CBC News
A fuel tanker carrying 9˝ million litres of diesel fuel has run aground in the Northwest Passage, the Canadian Coast Guard confirmed Thursday.

Read more: HERE.

Woodward's has worked out a plan with the Nunavut government to free the beached tanker. Fuel will be pumped from it to another tanker until the stranded tanker is light enough to float. That operation could take more than a week.

Last month, another tanker owned by Woodward's ran aground near Pangnirtung, on southern Baffin Island.

The tanker had finished unloading a bulk shipment of gasoline on Aug. 8 when it became grounded in the local harbour, tipping at an angle in low tide.

No fuel spilled from that ship, which eventually became dislodged in high tide within hours.
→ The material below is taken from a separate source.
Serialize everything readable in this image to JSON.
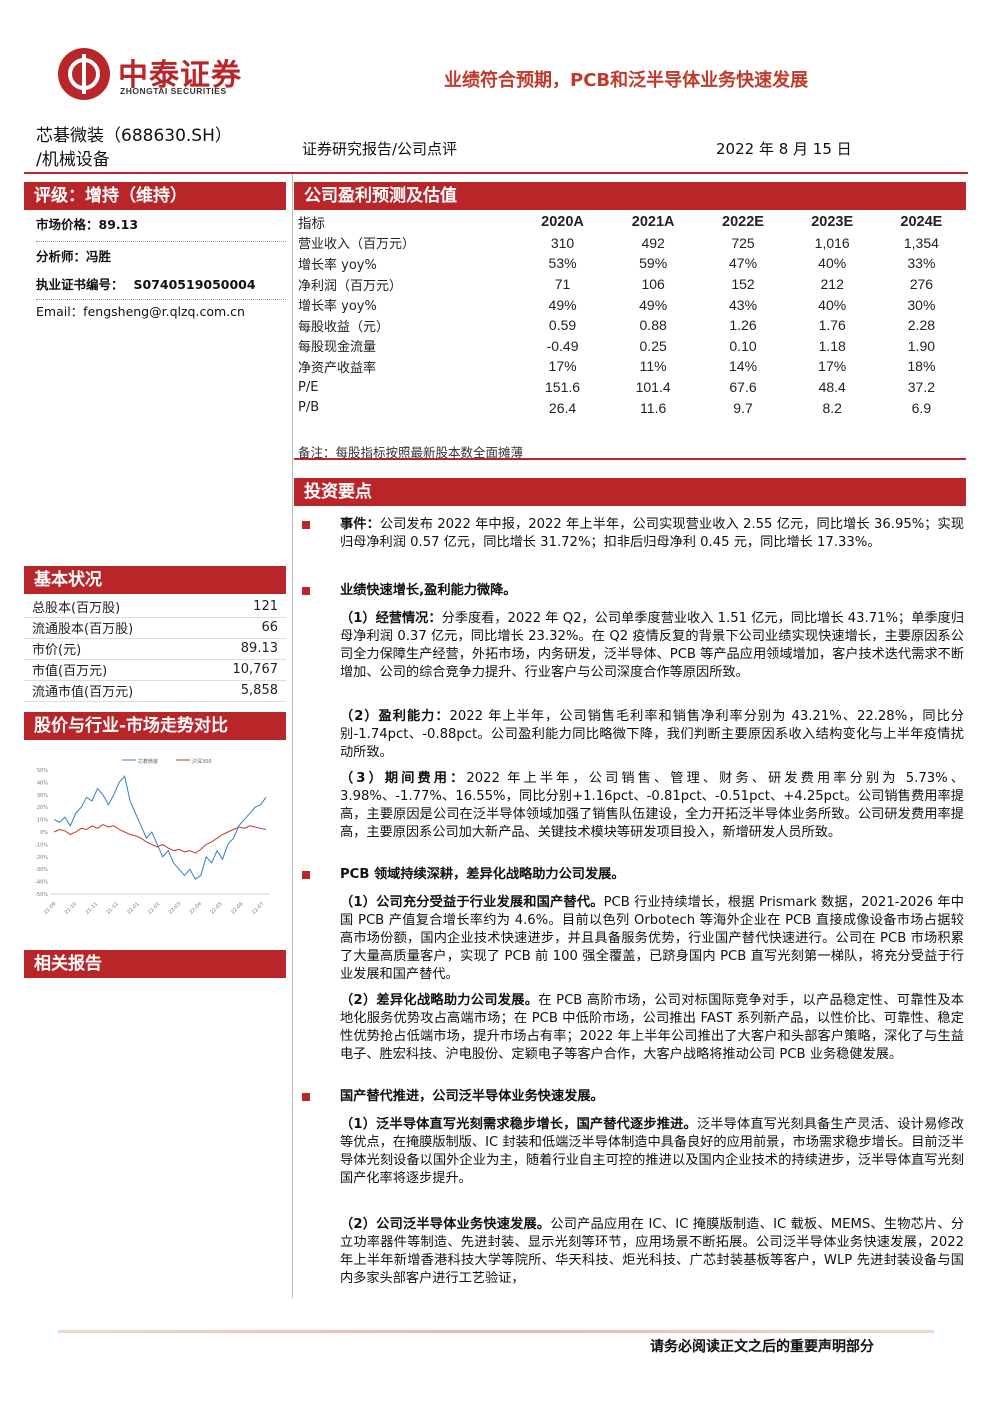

But the incident alarmed Pangnirtung community officials, who said they are not prepared to deal with a major fuel spill.

Ugyuk said a major spill in Gjoa Haven would have been devastating.

"I don't know if people are prepared for it. I know we're prepared for a small fuel leak," she said.
So tell me!!!!
Comment by James Ippel on 8th September 2010
I presume that this tanker was delivering winter fuel for the communites in isolated areas. It ran aground on an unchartered reef. Who is responsible? Is it the Gov't for not providing the proper maps, or is it the shipping comany delivering the much needed winter fuel? I would respectfully suggest that the governing authority should take the inititative and ensure that the shipping industry have the current information for the safe transportation of dangerous goods.
This tanker was double hulled, and no damage or leakage occured. These are the same kind of tankers that would be used by Enbridge in the Douglas Channel, so take heed! Sometimes mankind can build something that is safe.
never prepared...
Comment by Trevor Amos on 7th September 2010
i don't think any amount of preparedness would suffice...the damage, even if it was negligible, wold still be a catastophe. we are losing so much in the way of ecosytems these days that we can ill afford to lose anymore...no matter where it is.